Today, the Fed’s hundreds of Ph.D.’s conduct research at the frontiers of economic science. “The Two-Period Rational Inattention Model: Accelerations and Analyses” is the title of one of the treatises the monetary scholars have recently produced. “Continuous Time Extraction of a Nonstationary Signal with Illustrations in Continuous Low-pass and Band-pass Filtering”
is another. You can’t blame the learned authors for preferring the life
they lead to the careers they would have under a true-blue gold
standard. Rather than writing monographs for each other, they would be
standing behind a counter exchanging paper for gold and vice versa.

If only they gave it some thought, though, the economists — nothing if
not smart — would fairly jump at the chance for counter duty. For a
convertible currency is a sophisticated, self-contained information
system. By choosing to hold it, or instead the gold that stands behind
it, the people tell the central bank if it has issued too much money or
too little. It’s democracy in money, rather than mandarin rule.

Today, it’s the mandarins at the Federal Reserve who decide what
interest rate to impose, and what volume of currency to conjure.

The Bank of England once had an unhappy experience with this method of
operation. To fight the Napoleonic wars of the early 19th century,
Britain traded in its gold pound for a scrip, and the bank had to decide
unilaterally how many pounds to print. Lacking the information encased
in the gold standard, it printed too many. A great inflation bubbled.

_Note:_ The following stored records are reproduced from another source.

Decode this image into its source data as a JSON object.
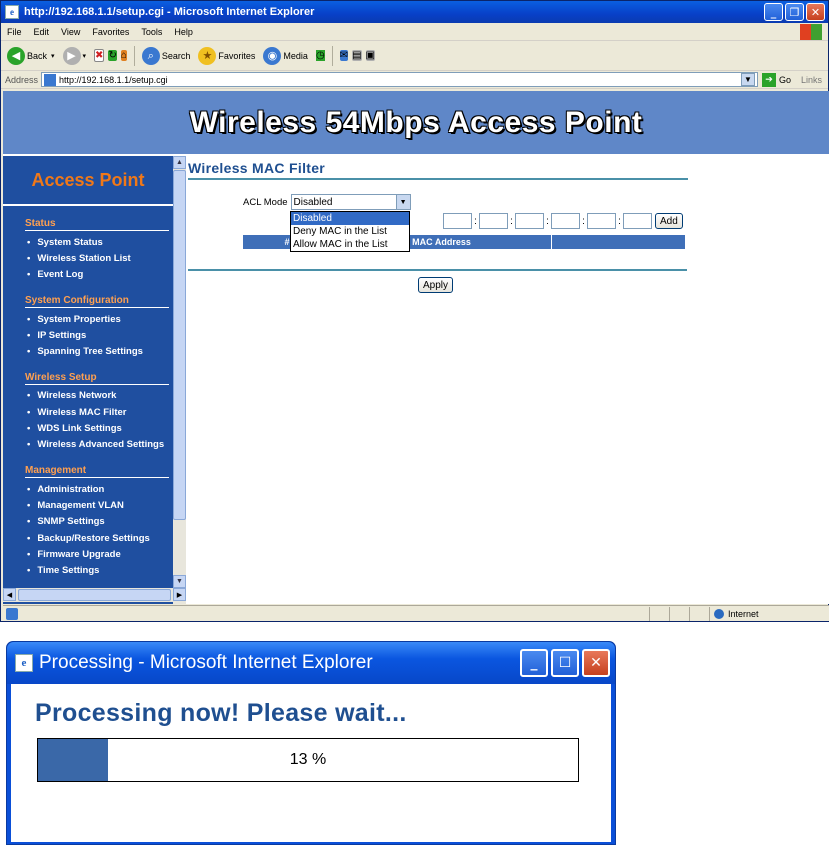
{
  "browser": {
    "title": "http://192.168.1.1/setup.cgi - Microsoft Internet Explorer",
    "menu": [
      "File",
      "Edit",
      "View",
      "Favorites",
      "Tools",
      "Help"
    ],
    "toolbar": {
      "back": "Back",
      "search": "Search",
      "favorites": "Favorites",
      "media": "Media"
    },
    "address_label": "Address",
    "address_url": "http://192.168.1.1/setup.cgi",
    "go_label": "Go",
    "links_label": "Links",
    "status_zone": "Internet"
  },
  "page": {
    "banner_title": "Wireless 54Mbps Access Point",
    "sidebar": {
      "heading": "Access Point",
      "sections": [
        {
          "title": "Status",
          "items": [
            "System Status",
            "Wireless Station List",
            "Event Log"
          ]
        },
        {
          "title": "System Configuration",
          "items": [
            "System Properties",
            "IP Settings",
            "Spanning Tree Settings"
          ]
        },
        {
          "title": "Wireless Setup",
          "items": [
            "Wireless Network",
            "Wireless MAC Filter",
            "WDS Link Settings",
            "Wireless Advanced Settings"
          ]
        },
        {
          "title": "Management",
          "items": [
            "Administration",
            "Management VLAN",
            "SNMP Settings",
            "Backup/Restore Settings",
            "Firmware Upgrade",
            "Time Settings"
          ]
        }
      ]
    },
    "main": {
      "title": "Wireless MAC Filter",
      "acl_label": "ACL Mode",
      "acl_value": "Disabled",
      "acl_options": [
        "Disabled",
        "Deny MAC in the List",
        "Allow MAC in the List"
      ],
      "add_label": "Add",
      "table_headers": [
        "#",
        "MAC Address",
        ""
      ],
      "apply_label": "Apply"
    }
  },
  "processing": {
    "title": "Processing - Microsoft Internet Explorer",
    "heading": "Processing now! Please wait...",
    "progress_percent": 13,
    "progress_text": "13 %"
  },
  "colors": {
    "banner": "#5f87c8",
    "sidebar": "#1f4fa0",
    "sidebar_heading": "#f07818",
    "section_title": "#ffa050",
    "content_title": "#1f4f90",
    "progress_fill": "#3a68a8"
  }
}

Later, a parliamentary inquest
determined that no institution should again be entrusted with such
powers as the suspension of gold convertibility had dumped in the lap of
those bank directors. They had meant well enough, the parliamentarians
concluded, but even the most minute knowledge of the British economy,
“combined with the profound science in all the principles of money and
circulation,” would not enable anyone to circulate the exact amount of
money needed for “the wants of trade.”

The same is true now at the Fed. The chairman, Ben Bernanke, and his
minions have taken it upon themselves to decide that a lot more money
should circulate. According to the Consumer Price Index, which is
showing year-over-year gains of less than 1.5 percent, prices are
essentially stable.


To reinstitute a modern gold standard today would take time, too. The
United States would first have to call an international monetary
conference. A chastened Ben Bernanke would have to announce that, in
fact, he cannot see into the future and needs the information that the
convertibility feature of a gold dollar would impart.

That humbling chore completed, the delegates could get down to the
technical work of proposing a rate of exchange between gold and the
dollar (probably it would be even higher than the current price of gold,
the better to encourage new exploration and production).

Other countries, thunderstruck, would then have to follow suit. The
main thing, Mr. Bernanke would emphasize, would be to create a monetary
system that synchronizes national economies rather than driving them

If the classical gold standard in its every Edwardian feature could not,
after all, be teleported into the 21st century, there would be plenty
of scope for adaptation and, perhaps, improvement. Let the author of
“The Two-Period Rational Inattention Model: Accelerations and Analyses”
have a crack at it.

(read the full Op-Ed here)